The new rules took effect on April 14 after President Obama vetoed a congressional resolution to thwart them. Unions had every incentive to hold off on filing petitions. Election petitions filed after April 14 would subject employers to more stringent timelines and also entitle unions to additional personal information for workers, such as email address and their workstation.
The shorter deadlines mean employers have limited time to make the case against unionization, while union organizers can spend weeks or even months canvassing supporters in the workforce. The NLRB found that in the post-"ambush" era, elections took place 23 days after petition filings, according to Law 360. That is about 40 percent faster than the 38-day gap unions and employers experienced in 2013, the most recent NLRB data available.

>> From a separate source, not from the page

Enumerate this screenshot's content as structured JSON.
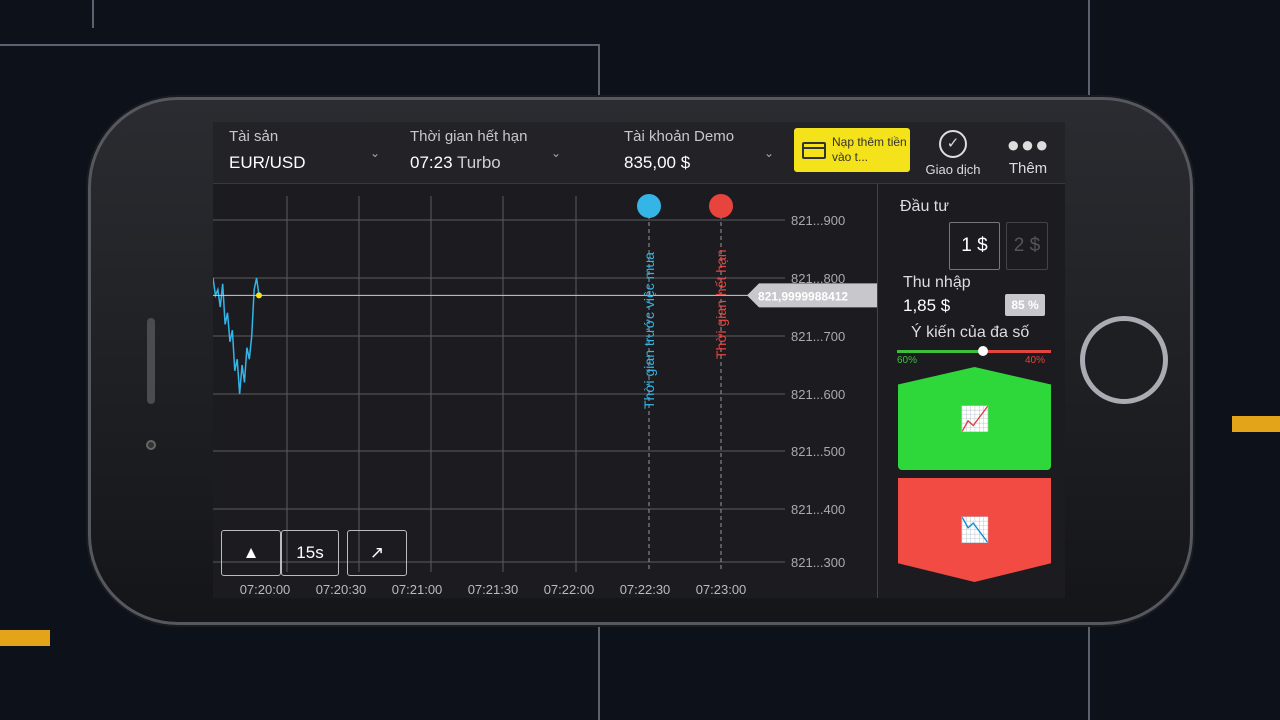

"It appears now that unions believe they can catch employers flat footed," Bernstein said. "If the petition is the result of a blind-sided effort, unions come into the process with momentum and employers come in in reactionary mode."
One practical aspect of the new rules will be emboldened petition filings, according to Bernstein. Even under the old rules, unions prevailed in about 64 percent of elections in 2013, according to the NLRB. That is because unions generally do not call for the costly process of an election until they have a majority of employees signing onto NLRB petitions. Bernstein predicts that will change now that employers have less time to respond.
"They were unlikely to file [for an election] without at least 60 or 70 percent interest, but now they may be more comfortable filing minority petitions," he said.
With the legislature unable to block the regulations, business groups turned to the courts. Several lawsuits were filed in federal courts objecting to the new measures. Those efforts suffered a setback on Monday when Federal Judge Robert L. Pitman, an Obama appointee, denied the Texas chapter of the Association of Builders and Contractors’ motion to halt the rule.
"Plaintiffs point to nothing in the record which supports their conclusion that the Board intended to favor organized labor," Pitman ruled.
Labor watchdogs, including the National Right to Work Foundation, said the judge ignored the history of pro-union bias from President Obama’s labor board.
"It is extremely disappointing that the judge in this case brushes aside the many legal problems with this one-sided NLRB rule that makes no sense unless the goal is to place many workers as possible under union control as quickly as possible," NRTW spokesman Patrick Semmens said in a statement. "Union organizers can bombard workers with propaganda using the workers’ personal contact information that the NLRB now mandates be given to the union, but at the same time workers are denied the most basic information necessary to make an informed decision."
Bernstein said the lawsuits were always an uphill climb, as judges are reticent to rein in the rulemaking authority of federal agencies. Employers will have to move on and adapt to operating within the new framework, though that could change if a Republican wins the White House in 2016 and appoints a new NLRB in 2018.
"Most of us were anticipating an adverse outcome for businesses," he said. "We’ll see more of a focus on prevention going forward, rather than hoping the courts would provide a panacea."